property owners/renters, especially when a property is located close to a well or intake. Below are some examples of
activities that could be considered potential threats on residential, agricultural, industrial, commercial or institutional
Operation of a septic system
Handling and storage of home heating oil
Application of large amounts of road salt to paved
surfaces (such as driveways and walkways)
Use or storage of fertilizers (chemical, biosolids,
Use or storage of pesticides
Fields where livestock graze and barnyards where
livestock are housed
Operation of a fish farm
Storage or use of dry cleaning chemicals
Operation of a landfill
Operation of a gas or service station
Storage of paints, varnishes, or glues at
warehouses, factories, and retail outlets
Use of degreasing or cleaning agents at mechanic
Storage of PCBs (polychlorinated biphenyl) and
other hazardous waste
I sell properties in more than one watershed. Will the Source Protection Plans for all source protection areas
or regions be the same?
No, but they will likely be similar. Since the needs in one source protection area or region may differ from the next, the
source protection program was designed to ensure that the identification of risks to drinking water is based on sound
science, but established a locally driven process to determine how to best address these risks. When developing policies,
source protection committees took into account the need for local flexibility in order to capture existing characteristics
and approaches in each watershed. Conservation Ontario has facilitated and encouraged collaboration on policy
development among the 19 source protection areas or regions.
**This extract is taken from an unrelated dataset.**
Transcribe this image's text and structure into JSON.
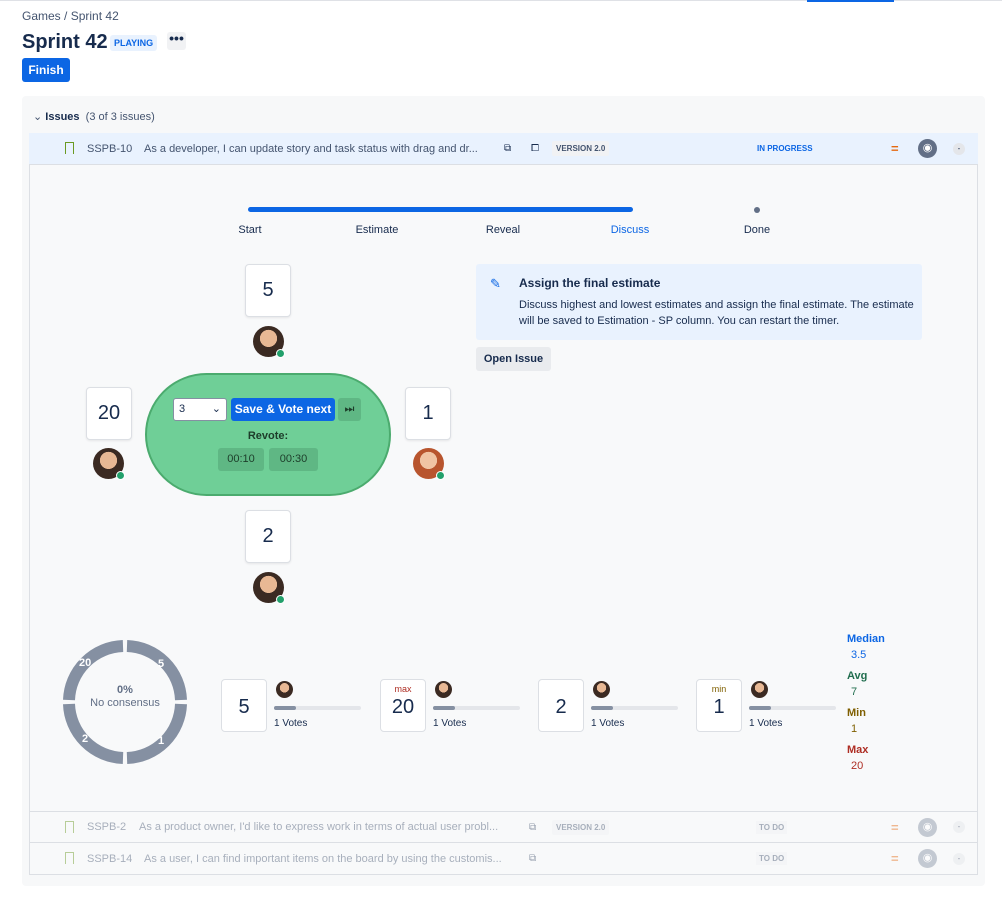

Source Protection Committees took advantage of
opportunities for consistency (where appropriate) by sharing ideas on policy development through exchange of
information, regular teleconferences, and in-person meetings.
What can I do to help inform potential buyers about the Drinking Water Source Protection program and how
does it apply to them?
Your local Conservation Authority has many resources such as fact sheets, brochures, and other information on their
website that you could use to better inform potential property buyers about the Drinking Water Source Protection
program, whether or not a property is located in a protection zone, and how specific activities may be regulated on a
certain property. They could also schedule an appointment to speak with a staff person at the Conservation Authority
regarding the property and any concerns, they may have about regulated activities.
Where can I find more information?
Ontario Ministry of the Environment and Climate Change
Your local Conservation Authority or Source Protection Region/Area